_Your objective_
Each of the following records is to be printed verbatim.

────────────────

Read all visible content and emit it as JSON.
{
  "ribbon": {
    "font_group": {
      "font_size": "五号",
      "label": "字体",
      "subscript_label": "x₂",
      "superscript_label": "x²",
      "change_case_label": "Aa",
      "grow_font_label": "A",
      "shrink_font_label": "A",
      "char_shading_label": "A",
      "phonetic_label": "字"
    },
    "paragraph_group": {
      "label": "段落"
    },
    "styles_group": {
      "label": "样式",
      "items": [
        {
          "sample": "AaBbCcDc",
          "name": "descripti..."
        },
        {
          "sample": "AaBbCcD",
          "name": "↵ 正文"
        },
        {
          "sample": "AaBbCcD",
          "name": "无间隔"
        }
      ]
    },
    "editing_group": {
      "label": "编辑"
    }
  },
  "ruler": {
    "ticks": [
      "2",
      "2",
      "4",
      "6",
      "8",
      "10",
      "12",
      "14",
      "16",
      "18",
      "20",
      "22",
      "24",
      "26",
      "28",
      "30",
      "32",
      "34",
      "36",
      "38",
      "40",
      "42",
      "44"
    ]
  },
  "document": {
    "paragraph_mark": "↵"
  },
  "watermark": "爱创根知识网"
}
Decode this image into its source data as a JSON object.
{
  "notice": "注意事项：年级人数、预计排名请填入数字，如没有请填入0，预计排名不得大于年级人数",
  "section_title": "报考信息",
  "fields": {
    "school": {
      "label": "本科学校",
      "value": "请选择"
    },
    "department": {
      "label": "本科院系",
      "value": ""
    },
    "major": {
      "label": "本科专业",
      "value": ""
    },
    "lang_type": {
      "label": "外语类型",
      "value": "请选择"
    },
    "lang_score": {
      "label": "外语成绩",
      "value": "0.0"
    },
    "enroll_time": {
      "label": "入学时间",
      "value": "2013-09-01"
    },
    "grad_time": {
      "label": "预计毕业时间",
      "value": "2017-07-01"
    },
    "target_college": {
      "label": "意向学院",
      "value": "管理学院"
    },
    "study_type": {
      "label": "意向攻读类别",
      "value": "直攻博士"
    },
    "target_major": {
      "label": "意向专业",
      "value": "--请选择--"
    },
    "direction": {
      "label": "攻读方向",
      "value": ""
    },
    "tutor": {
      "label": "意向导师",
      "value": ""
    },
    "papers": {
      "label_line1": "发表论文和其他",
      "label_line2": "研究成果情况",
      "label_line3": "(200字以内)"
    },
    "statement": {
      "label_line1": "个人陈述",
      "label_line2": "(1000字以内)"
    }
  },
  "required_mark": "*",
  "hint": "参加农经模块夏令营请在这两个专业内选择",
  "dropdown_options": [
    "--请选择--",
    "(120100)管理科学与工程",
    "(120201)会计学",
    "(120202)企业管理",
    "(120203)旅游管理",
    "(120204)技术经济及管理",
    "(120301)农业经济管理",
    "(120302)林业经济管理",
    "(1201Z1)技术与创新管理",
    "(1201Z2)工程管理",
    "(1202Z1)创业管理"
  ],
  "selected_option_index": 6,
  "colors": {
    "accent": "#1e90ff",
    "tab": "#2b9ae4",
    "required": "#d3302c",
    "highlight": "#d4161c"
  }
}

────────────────

_Response to this task_
Read all visible content and emit it as JSON.
{
  "ribbon": {
    "font_group": {
      "font_size": "五号",
      "label": "字体",
      "subscript_label": "x₂",
      "superscript_label": "x²",
      "change_case_label": "Aa",
      "grow_font_label": "A",
      "shrink_font_label": "A",
      "char_shading_label": "A",
      "phonetic_label": "字"
    },
    "paragraph_group": {
      "label": "段落"
    },
    "styles_group": {
      "label": "样式",
      "items": [
        {
          "sample": "AaBbCcDc",
          "name": "descripti..."
        },
        {
          "sample": "AaBbCcD",
          "name": "↵ 正文"
        },
        {
          "sample": "AaBbCcD",
          "name": "无间隔"
        }
      ]
    },
    "editing_group": {
      "label": "编辑"
    }
  },
  "ruler": {
    "ticks": [
      "2",
      "2",
      "4",
      "6",
      "8",
      "10",
      "12",
      "14",
      "16",
      "18",
      "20",
      "22",
      "24",
      "26",
      "28",
      "30",
      "32",
      "34",
      "36",
      "38",
      "40",
      "42",
      "44"
    ]
  },
  "document": {
    "paragraph_mark": "↵"
  },
  "watermark": "爱创根知识网"
}
Decode this image into its source data as a JSON object.
{
  "notice": "注意事项：年级人数、预计排名请填入数字，如没有请填入0，预计排名不得大于年级人数",
  "section_title": "报考信息",
  "fields": {
    "school": {
      "label": "本科学校",
      "value": "请选择"
    },
    "department": {
      "label": "本科院系",
      "value": ""
    },
    "major": {
      "label": "本科专业",
      "value": ""
    },
    "lang_type": {
      "label": "外语类型",
      "value": "请选择"
    },
    "lang_score": {
      "label": "外语成绩",
      "value": "0.0"
    },
    "enroll_time": {
      "label": "入学时间",
      "value": "2013-09-01"
    },
    "grad_time": {
      "label": "预计毕业时间",
      "value": "2017-07-01"
    },
    "target_college": {
      "label": "意向学院",
      "value": "管理学院"
    },
    "study_type": {
      "label": "意向攻读类别",
      "value": "直攻博士"
    },
    "target_major": {
      "label": "意向专业",
      "value": "--请选择--"
    },
    "direction": {
      "label": "攻读方向",
      "value": ""
    },
    "tutor": {
      "label": "意向导师",
      "value": ""
    },
    "papers": {
      "label_line1": "发表论文和其他",
      "label_line2": "研究成果情况",
      "label_line3": "(200字以内)"
    },
    "statement": {
      "label_line1": "个人陈述",
      "label_line2": "(1000字以内)"
    }
  },
  "required_mark": "*",
  "hint": "参加农经模块夏令营请在这两个专业内选择",
  "dropdown_options": [
    "--请选择--",
    "(120100)管理科学与工程",
    "(120201)会计学",
    "(120202)企业管理",
    "(120203)旅游管理",
    "(120204)技术经济及管理",
    "(120301)农业经济管理",
    "(120302)林业经济管理",
    "(1201Z1)技术与创新管理",
    "(1201Z2)工程管理",
    "(1202Z1)创业管理"
  ],
  "selected_option_index": 6,
  "colors": {
    "accent": "#1e90ff",
    "tab": "#2b9ae4",
    "required": "#d3302c",
    "highlight": "#d4161c"
  }
}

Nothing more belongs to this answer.